__PROBLEM DESCRIPTION__: Every line below needs to be printed again exactly, without any of its pictures.

__RECORDED DATA__:

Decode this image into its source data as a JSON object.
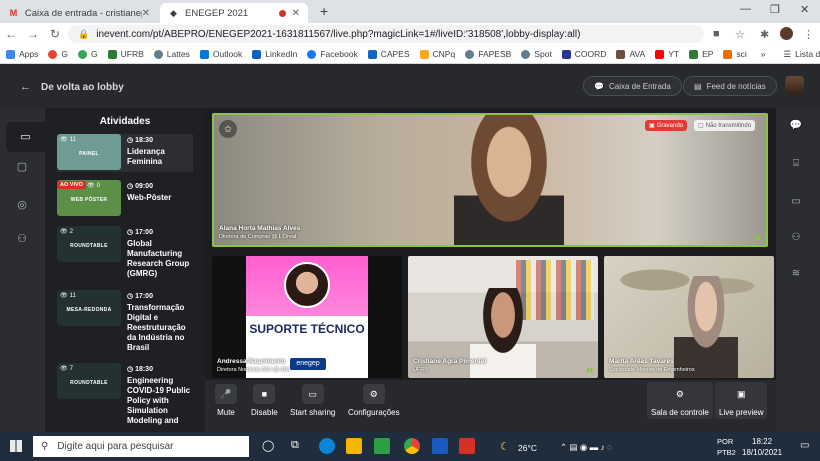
{
  "browser": {
    "tabs": [
      {
        "title": "Caixa de entrada - cristianepimen",
        "icon": "M"
      },
      {
        "title": "ENEGEP 2021",
        "icon": "◆"
      }
    ],
    "new_tab": "+",
    "url": "inevent.com/pt/ABEPRO/ENEGEP2021-1631811567/live.php?magicLink=1#/liveID:'318508',lobby-display:all)",
    "bookmarks": [
      "Apps",
      "G",
      "G",
      "UFRB",
      "Lattes",
      "Outlook",
      "LinkedIn",
      "Facebook",
      "CAPES",
      "CNPq",
      "FAPESB",
      "Spot",
      "COORD",
      "AVA",
      "YT",
      "EP",
      "sci"
    ],
    "bookmarks_more": "»",
    "reading_list": "Lista de leitura"
  },
  "app": {
    "back_label": "De volta ao lobby",
    "inbox_button": "Caixa de Entrada",
    "news_button": "Feed de notícias",
    "panel_title": "Atividades",
    "activities": [
      {
        "count": "11",
        "thumb_title": "PAINEL",
        "time": "18:30",
        "name": "Liderança Feminina",
        "color": "#6e9c94"
      },
      {
        "count": "0",
        "thumb_title": "WEB PÔSTER",
        "time": "09:00",
        "name": "Web-Pôster",
        "color": "#5d8f49",
        "live": "AO VIVO"
      },
      {
        "count": "2",
        "thumb_title": "ROUNDTABLE",
        "time": "17:00",
        "name": "Global Manufacturing Research Group (GMRG)",
        "color": "#233132"
      },
      {
        "count": "11",
        "thumb_title": "MESA-REDONDA",
        "time": "17:00",
        "name": "Transformação Digital e Reestruturação da Indústria no Brasil",
        "color": "#233132"
      },
      {
        "count": "7",
        "thumb_title": "ROUNDTABLE",
        "time": "18:30",
        "name": "Engineering COVID-19 Public Policy with Simulation Modeling and",
        "color": "#233132"
      }
    ],
    "recording_label": "Gravando",
    "not_transmitting_label": "Não transmitindo",
    "participants": [
      {
        "name": "Alana Horta Mathias Alves",
        "role": "Diretora de Compras @ L'Oreal"
      },
      {
        "name": "Andressa Nascimento",
        "role": "Diretora Nordeste ABJ @ ABJ",
        "banner": "SUPORTE TÉCNICO",
        "logo": "enegep"
      },
      {
        "name": "Cristiane Agra Pimentel",
        "role": "UFRB"
      },
      {
        "name": "Marita Arêas Tavares",
        "role": "Sociedade Mineira de Engenheiros"
      }
    ],
    "controls": [
      {
        "label": "Mute",
        "icon": "microphone-icon"
      },
      {
        "label": "Disable",
        "icon": "camera-icon"
      },
      {
        "label": "Start sharing",
        "icon": "screen-share-icon"
      },
      {
        "label": "Configurações",
        "icon": "settings-icon"
      }
    ],
    "right_controls": [
      {
        "label": "Sala de controle",
        "icon": "control-room-icon"
      },
      {
        "label": "Live preview",
        "icon": "live-preview-icon"
      }
    ]
  },
  "taskbar": {
    "search_placeholder": "Digite aqui para pesquisar",
    "weather": "26°C",
    "lang1": "POR",
    "lang2": "PTB2",
    "time": "18:22",
    "date": "18/10/2021"
  }
}
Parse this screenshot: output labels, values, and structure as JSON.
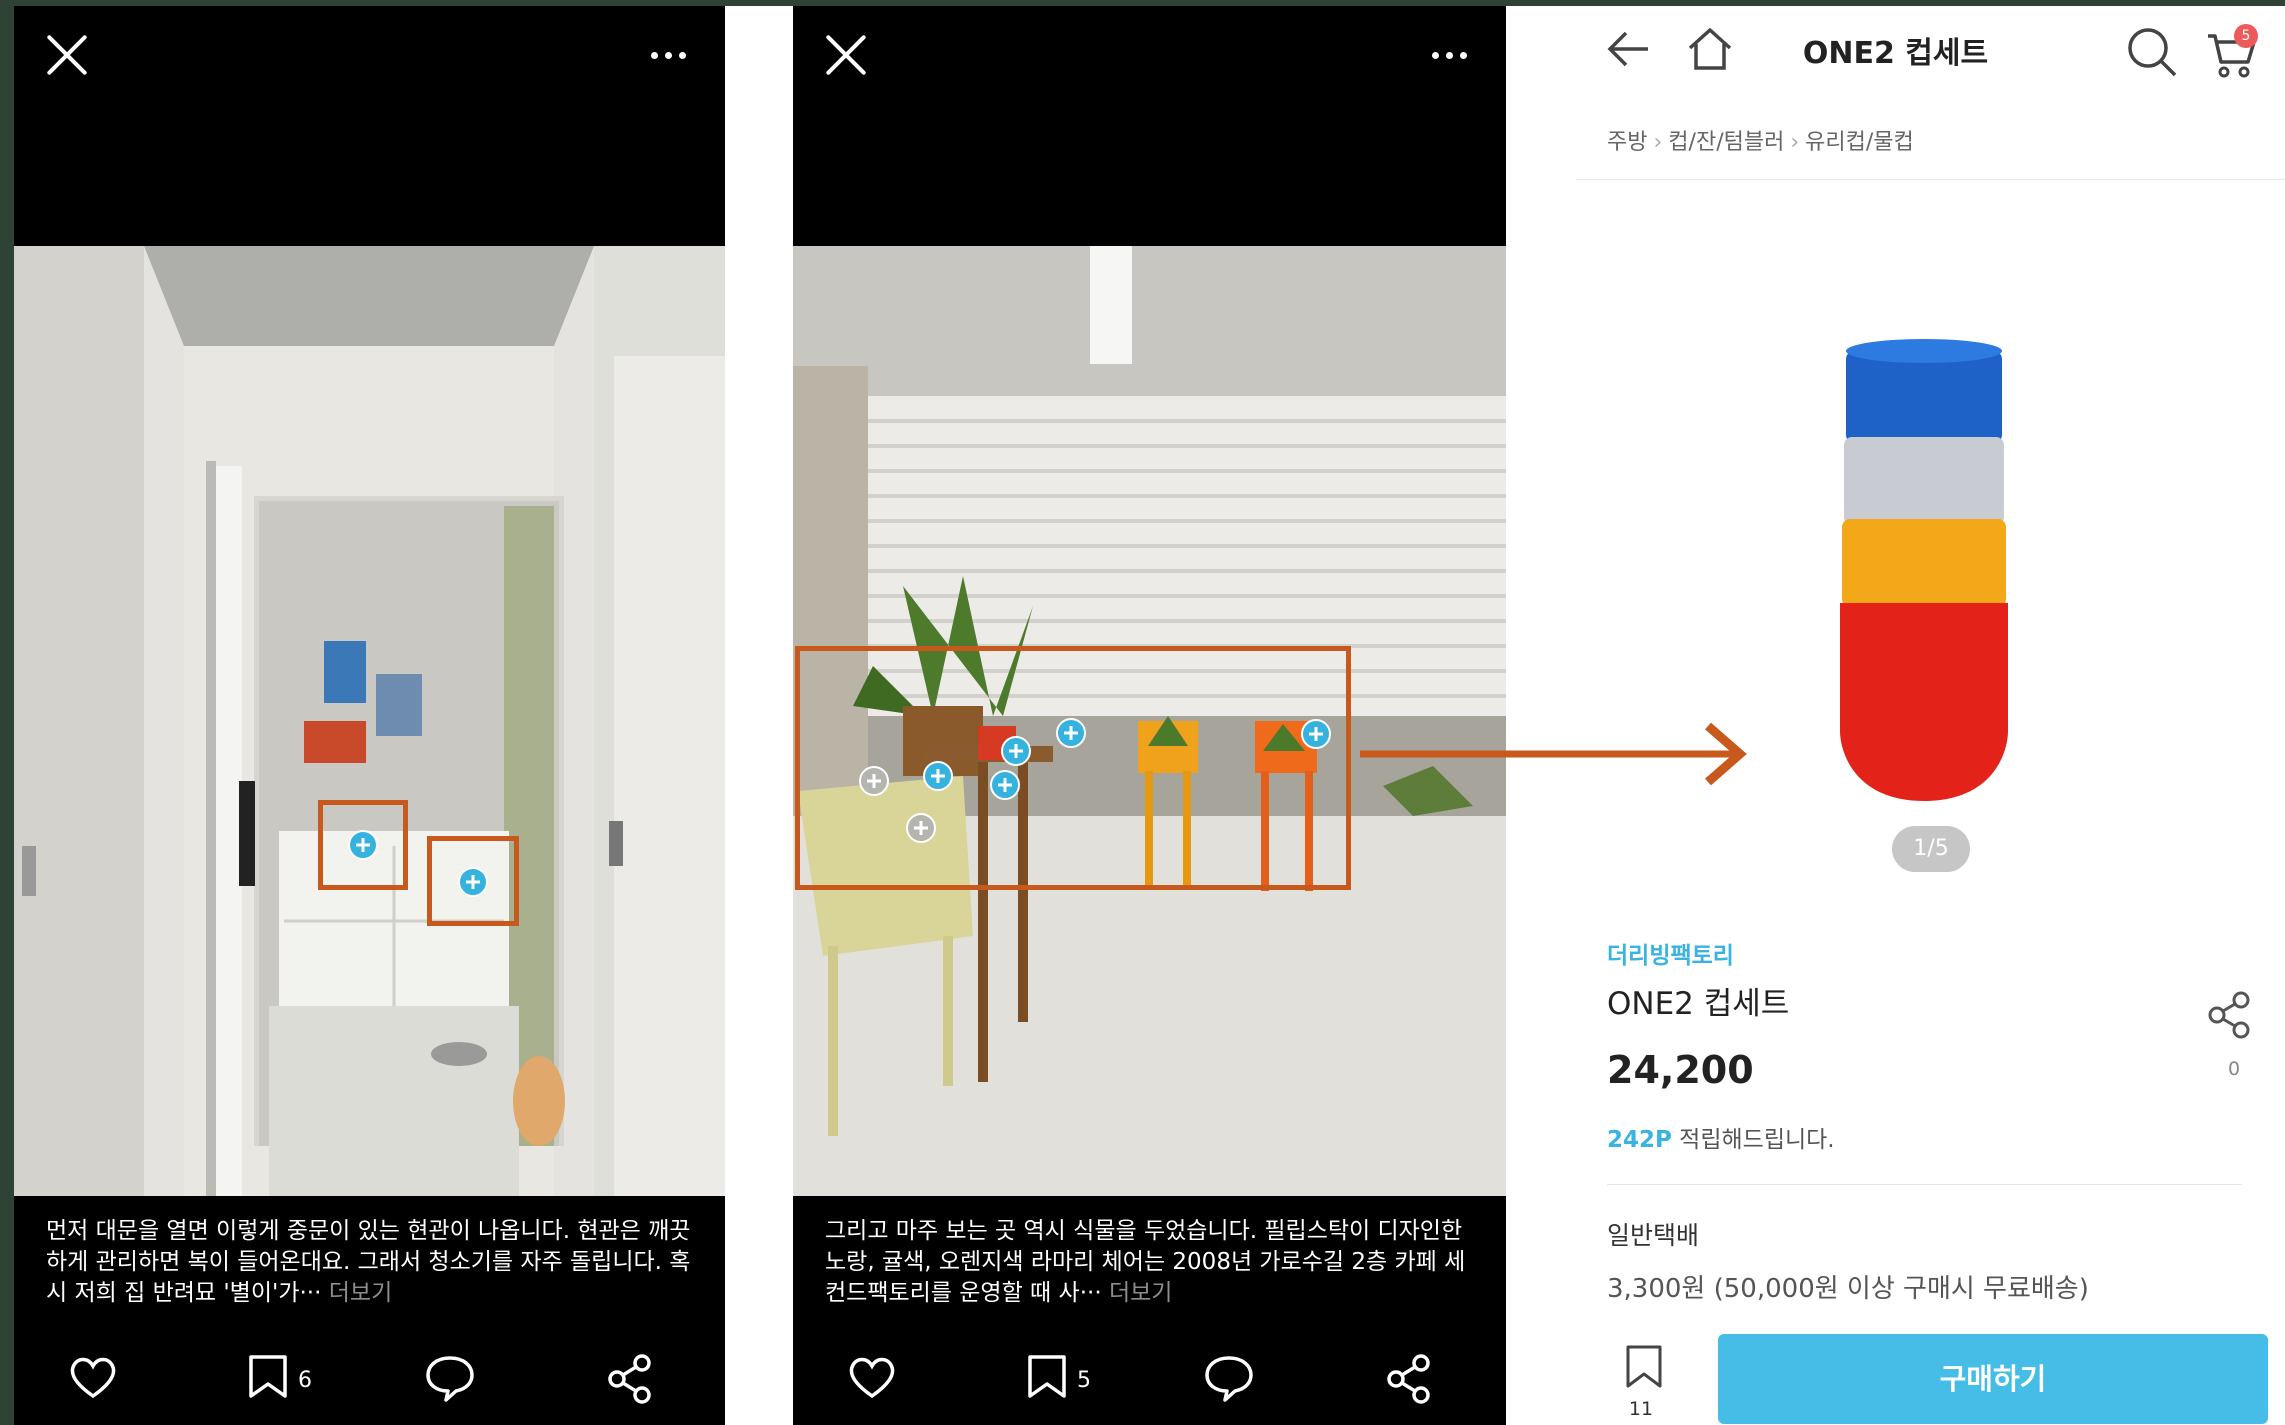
{
  "post1": {
    "caption": "먼저 대문을 열면 이렇게 중문이 있는 현관이 나옵니다. 현관은 깨끗하게 관리하면 복이 들어온대요. 그래서 청소기를 자주 돌립니다. 혹시 저희 집 반려묘 '별이'가···",
    "more": "더보기",
    "bookmark_count": "6"
  },
  "post2": {
    "caption": "그리고 마주 보는 곳 역시 식물을 두었습니다. 필립스탁이 디자인한 노랑, 귤색, 오렌지색 라마리 체어는 2008년 가로수길 2층 카페 세컨드팩토리를 운영할 때 사···",
    "more": "더보기",
    "bookmark_count": "5"
  },
  "product": {
    "header_title": "ONE2 컵세트",
    "cart_badge": "5",
    "breadcrumb": [
      "주방",
      "컵/잔/텀블러",
      "유리컵/물컵"
    ],
    "pager": "1/5",
    "brand": "더리빙팩토리",
    "name": "ONE2 컵세트",
    "price": "24,200",
    "points_value": "242P",
    "points_text": " 적립해드립니다.",
    "share_count": "0",
    "shipping_label": "일반택배",
    "shipping_value": "3,300원 (50,000원 이상 구매시 무료배송)",
    "bookmark_count": "11",
    "buy_label": "구매하기"
  },
  "colors": {
    "accent": "#46bde6",
    "highlight": "#c8591c",
    "frame": "#2e4236"
  }
}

__PROBLEM SOLUTION__:
Decode this image into its source data as a JSON object.
{
  "browser": {
    "tabs": [
      {
        "title": "Caixa de entrada - cristianepimen",
        "icon": "M"
      },
      {
        "title": "ENEGEP 2021",
        "icon": "◆"
      }
    ],
    "new_tab": "+",
    "url": "inevent.com/pt/ABEPRO/ENEGEP2021-1631811567/live.php?magicLink=1#/liveID:'318508',lobby-display:all)",
    "bookmarks": [
      "Apps",
      "G",
      "G",
      "UFRB",
      "Lattes",
      "Outlook",
      "LinkedIn",
      "Facebook",
      "CAPES",
      "CNPq",
      "FAPESB",
      "Spot",
      "COORD",
      "AVA",
      "YT",
      "EP",
      "sci"
    ],
    "bookmarks_more": "»",
    "reading_list": "Lista de leitura"
  },
  "app": {
    "back_label": "De volta ao lobby",
    "inbox_button": "Caixa de Entrada",
    "news_button": "Feed de notícias",
    "panel_title": "Atividades",
    "activities": [
      {
        "count": "11",
        "thumb_title": "PAINEL",
        "time": "18:30",
        "name": "Liderança Feminina",
        "color": "#6e9c94"
      },
      {
        "count": "0",
        "thumb_title": "WEB PÔSTER",
        "time": "09:00",
        "name": "Web-Pôster",
        "color": "#5d8f49",
        "live": "AO VIVO"
      },
      {
        "count": "2",
        "thumb_title": "ROUNDTABLE",
        "time": "17:00",
        "name": "Global Manufacturing Research Group (GMRG)",
        "color": "#233132"
      },
      {
        "count": "11",
        "thumb_title": "MESA-REDONDA",
        "time": "17:00",
        "name": "Transformação Digital e Reestruturação da Indústria no Brasil",
        "color": "#233132"
      },
      {
        "count": "7",
        "thumb_title": "ROUNDTABLE",
        "time": "18:30",
        "name": "Engineering COVID-19 Public Policy with Simulation Modeling and",
        "color": "#233132"
      }
    ],
    "recording_label": "Gravando",
    "not_transmitting_label": "Não transmitindo",
    "participants": [
      {
        "name": "Alana Horta Mathias Alves",
        "role": "Diretora de Compras @ L'Oreal"
      },
      {
        "name": "Andressa Nascimento",
        "role": "Diretora Nordeste ABJ @ ABJ",
        "banner": "SUPORTE TÉCNICO",
        "logo": "enegep"
      },
      {
        "name": "Cristiane Agra Pimentel",
        "role": "UFRB"
      },
      {
        "name": "Marita Arêas Tavares",
        "role": "Sociedade Mineira de Engenheiros"
      }
    ],
    "controls": [
      {
        "label": "Mute",
        "icon": "microphone-icon"
      },
      {
        "label": "Disable",
        "icon": "camera-icon"
      },
      {
        "label": "Start sharing",
        "icon": "screen-share-icon"
      },
      {
        "label": "Configurações",
        "icon": "settings-icon"
      }
    ],
    "right_controls": [
      {
        "label": "Sala de controle",
        "icon": "control-room-icon"
      },
      {
        "label": "Live preview",
        "icon": "live-preview-icon"
      }
    ]
  },
  "taskbar": {
    "search_placeholder": "Digite aqui para pesquisar",
    "weather": "26°C",
    "lang1": "POR",
    "lang2": "PTB2",
    "time": "18:22",
    "date": "18/10/2021"
  }
}
Parse this screenshot: output labels, values, and structure as JSON.
{
  "post1": {
    "caption": "먼저 대문을 열면 이렇게 중문이 있는 현관이 나옵니다. 현관은 깨끗하게 관리하면 복이 들어온대요. 그래서 청소기를 자주 돌립니다. 혹시 저희 집 반려묘 '별이'가···",
    "more": "더보기",
    "bookmark_count": "6"
  },
  "post2": {
    "caption": "그리고 마주 보는 곳 역시 식물을 두었습니다. 필립스탁이 디자인한 노랑, 귤색, 오렌지색 라마리 체어는 2008년 가로수길 2층 카페 세컨드팩토리를 운영할 때 사···",
    "more": "더보기",
    "bookmark_count": "5"
  },
  "product": {
    "header_title": "ONE2 컵세트",
    "cart_badge": "5",
    "breadcrumb": [
      "주방",
      "컵/잔/텀블러",
      "유리컵/물컵"
    ],
    "pager": "1/5",
    "brand": "더리빙팩토리",
    "name": "ONE2 컵세트",
    "price": "24,200",
    "points_value": "242P",
    "points_text": " 적립해드립니다.",
    "share_count": "0",
    "shipping_label": "일반택배",
    "shipping_value": "3,300원 (50,000원 이상 구매시 무료배송)",
    "bookmark_count": "11",
    "buy_label": "구매하기"
  },
  "colors": {
    "accent": "#46bde6",
    "highlight": "#c8591c",
    "frame": "#2e4236"
  }
}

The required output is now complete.